## Work order
Quote the data below in full, minus the images.

## Material for this exercise
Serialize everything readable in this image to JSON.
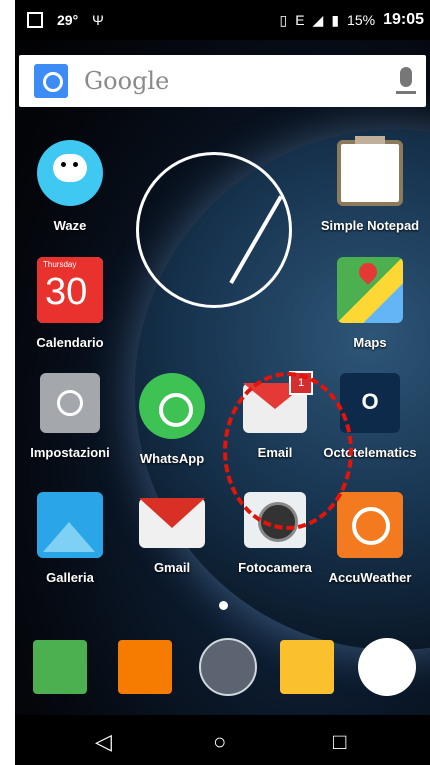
{
  "status_bar": {
    "temperature": "29°",
    "usb_symbol": "Ψ",
    "network": "E",
    "battery": "15%",
    "time": "19:05"
  },
  "search": {
    "placeholder": "Google"
  },
  "apps": {
    "waze": "Waze",
    "notepad": "Simple Notepad",
    "calendar": "Calendario",
    "calendar_day": "30",
    "calendar_weekday": "Thursday",
    "maps": "Maps",
    "settings": "Impostazioni",
    "whatsapp": "WhatsApp",
    "email": "Email",
    "email_badge": "1",
    "octo": "Octotelematics",
    "octo_letter": "O",
    "gallery": "Galleria",
    "gmail": "Gmail",
    "camera": "Fotocamera",
    "accuweather": "AccuWeather"
  },
  "nav": {
    "back": "◁",
    "home": "○",
    "recents": "□"
  }
}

## Solved problem
Serialize everything readable in this image to JSON.
{
  "status_bar": {
    "temperature": "29°",
    "usb_symbol": "Ψ",
    "network": "E",
    "battery": "15%",
    "time": "19:05"
  },
  "search": {
    "placeholder": "Google"
  },
  "apps": {
    "waze": "Waze",
    "notepad": "Simple Notepad",
    "calendar": "Calendario",
    "calendar_day": "30",
    "calendar_weekday": "Thursday",
    "maps": "Maps",
    "settings": "Impostazioni",
    "whatsapp": "WhatsApp",
    "email": "Email",
    "email_badge": "1",
    "octo": "Octotelematics",
    "octo_letter": "O",
    "gallery": "Galleria",
    "gmail": "Gmail",
    "camera": "Fotocamera",
    "accuweather": "AccuWeather"
  },
  "nav": {
    "back": "◁",
    "home": "○",
    "recents": "□"
  }
}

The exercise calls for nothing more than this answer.